On 14 February 2023, EBA published the Final Draft on the new RTS on homogeneity of STS securitisations. TSI had participated in the consultation on the Draft RTS in autumn 2022 (see news from 2 November 2023). The biggest criticisms on the EBA's draft were the proposed differentiation in the homogeneity factor "type of obligor" for corporate loans at an annual turnover of EUR 500 million and the lack of a grandfathering rule for synthetic transactions.
EBA takes up criticism from the market in the final draft
These criticisms, which were unanimously voiced by TSI as well as other industry associations and market participants, have now been taken up by the EBA in the final draft. The most important changes compared to the consultation are listed below:

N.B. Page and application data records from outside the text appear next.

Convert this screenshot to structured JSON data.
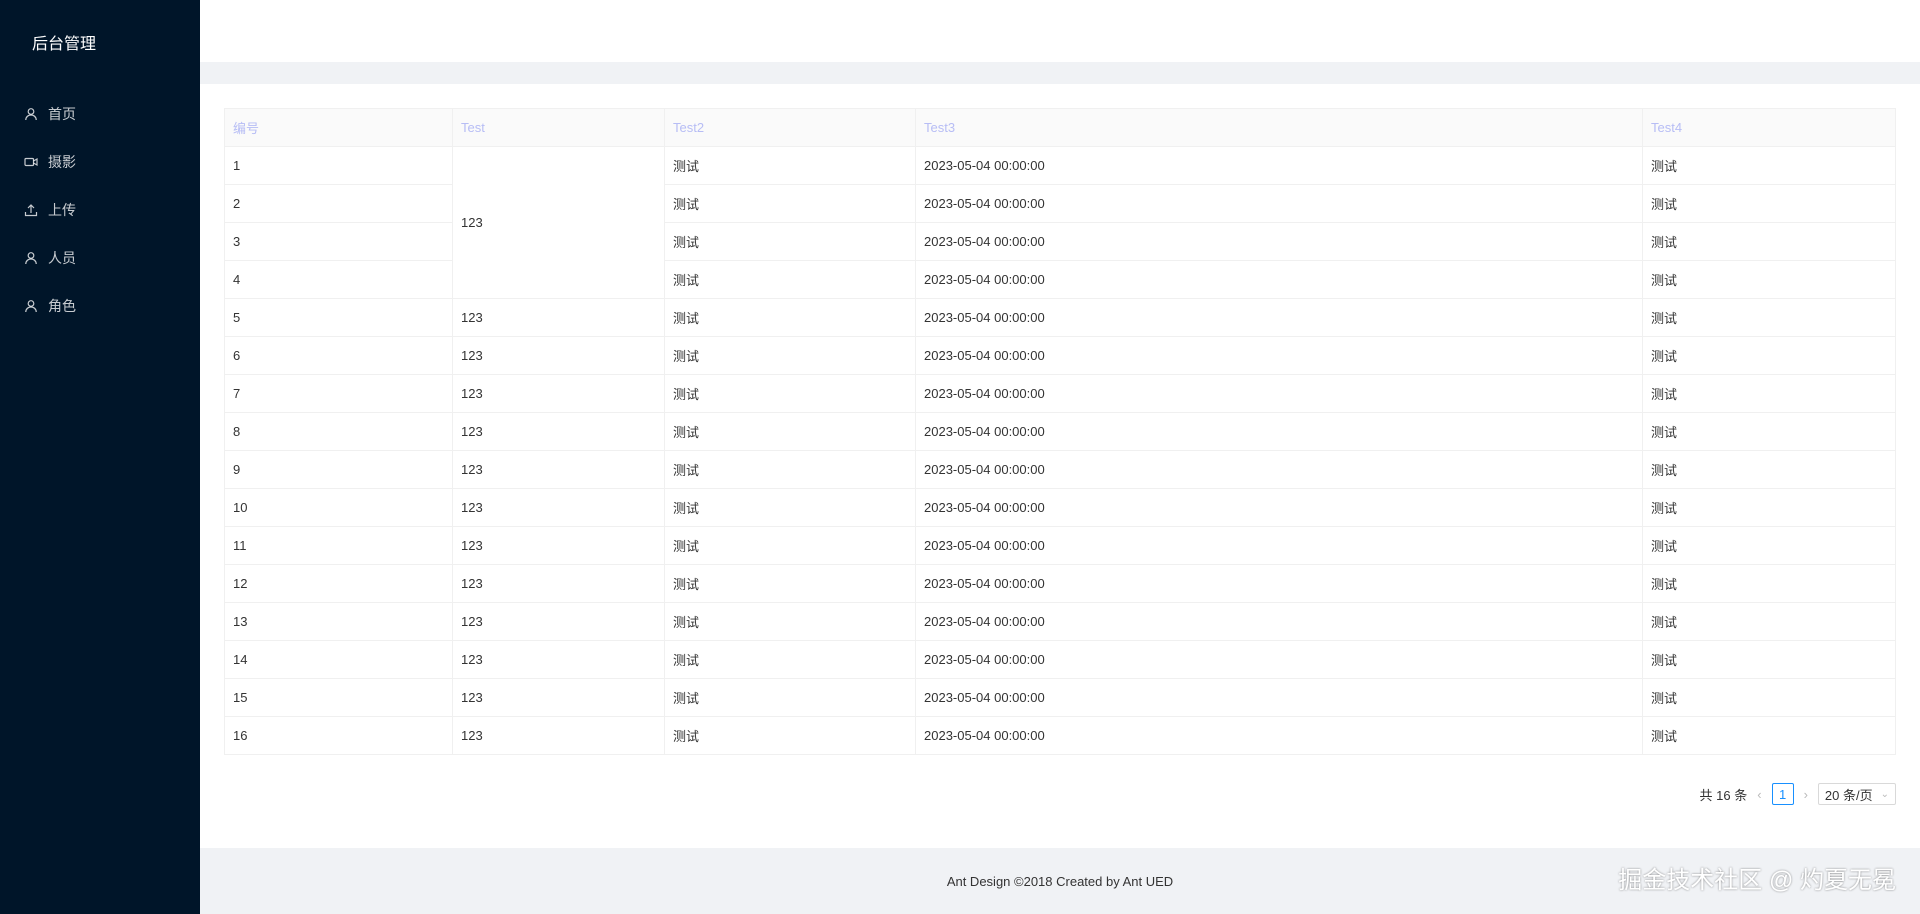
{
  "sidebar": {
    "title": "后台管理",
    "items": [
      {
        "label": "首页",
        "icon": "user-icon"
      },
      {
        "label": "摄影",
        "icon": "video-camera-icon"
      },
      {
        "label": "上传",
        "icon": "upload-icon"
      },
      {
        "label": "人员",
        "icon": "user-icon"
      },
      {
        "label": "角色",
        "icon": "user-icon"
      }
    ]
  },
  "table": {
    "columns": [
      "编号",
      "Test",
      "Test2",
      "Test3",
      "Test4"
    ],
    "merged_test_value": "123",
    "rows": [
      [
        "1",
        "123",
        "测试",
        "2023-05-04 00:00:00",
        "测试"
      ],
      [
        "2",
        "123",
        "测试",
        "2023-05-04 00:00:00",
        "测试"
      ],
      [
        "3",
        "123",
        "测试",
        "2023-05-04 00:00:00",
        "测试"
      ],
      [
        "4",
        "123",
        "测试",
        "2023-05-04 00:00:00",
        "测试"
      ],
      [
        "5",
        "123",
        "测试",
        "2023-05-04 00:00:00",
        "测试"
      ],
      [
        "6",
        "123",
        "测试",
        "2023-05-04 00:00:00",
        "测试"
      ],
      [
        "7",
        "123",
        "测试",
        "2023-05-04 00:00:00",
        "测试"
      ],
      [
        "8",
        "123",
        "测试",
        "2023-05-04 00:00:00",
        "测试"
      ],
      [
        "9",
        "123",
        "测试",
        "2023-05-04 00:00:00",
        "测试"
      ],
      [
        "10",
        "123",
        "测试",
        "2023-05-04 00:00:00",
        "测试"
      ],
      [
        "11",
        "123",
        "测试",
        "2023-05-04 00:00:00",
        "测试"
      ],
      [
        "12",
        "123",
        "测试",
        "2023-05-04 00:00:00",
        "测试"
      ],
      [
        "13",
        "123",
        "测试",
        "2023-05-04 00:00:00",
        "测试"
      ],
      [
        "14",
        "123",
        "测试",
        "2023-05-04 00:00:00",
        "测试"
      ],
      [
        "15",
        "123",
        "测试",
        "2023-05-04 00:00:00",
        "测试"
      ],
      [
        "16",
        "123",
        "测试",
        "2023-05-04 00:00:00",
        "测试"
      ]
    ]
  },
  "pagination": {
    "total_text": "共 16 条",
    "current_page": "1",
    "page_size": "20 条/页"
  },
  "footer": {
    "text": "Ant Design ©2018 Created by Ant UED"
  },
  "watermark": "掘金技术社区 @ 灼夏无冕",
  "colors": {
    "sidebar_bg": "#001529",
    "header_text": "#b7bdf5",
    "accent": "#1890ff"
  }
}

- The turnover limit of EUR 500 million introduced in the Draft RTS was removed. Thus, the regulation for the asset class "credit facilities, including loans and leases, provided to any type of enterprise or corporation" remains unchanged. The EBA also points out that no general SME definition is introduced and that originators should rely on the internal classification approved by the relevant supervisory authority.
- The grandfathering rule has been extended from non-ABCP and ABCP securitisations to on-balance sheet transactions. Therefore, the RTS does not apply for securitisations which already exist at the time the RTS enters into force.
Assessment of the Final Draft RTS on Homogeneity
With the RTS, the EBA creates a uniform legal basis for all types of transactions under the Securitisation Regulation. With the changes described above, the EBA responds to the main criticisms from the market, which is very welcome. A non-existent grandfathering rule for synthetic securitisation would have led to several running transactions losing their STS status. The turnover limit of EUR 500 million would have made the securitisation of corporate portfolios considerably more difficult.
Less pleasing is the fact that it is still not possible to securitise corporate loans from the SME and large corporates segments and from more than one jurisdiction, which is quite common for synthetic securitisations, in an STS-eligible manner, if there are no uniform, internal (rating) procedures for these loan segments.
Bottom line, the RTS only introduces a supplement to the homogeneity factor "type of obligor" for the asset classes "auto loans and leases" and "credit card receivables". In future, exposures of enterprises and individuals, for which originators apply the same credit risk assessment procedures, can be combined in a homogeneous pool. However, it is expected that this adjustment has only minor impacts in practice, since usually the homogeneity factor "jurisdiction" is applied for these asset classes.
The final draft will now be submitted to the EU Commission for endorsement. It will then be scrutinised by the European Parliament and Council before being published in the Official Journal of the European Union (EU Journal). The RTS will enter into force 20 days after publication in the EU Journal.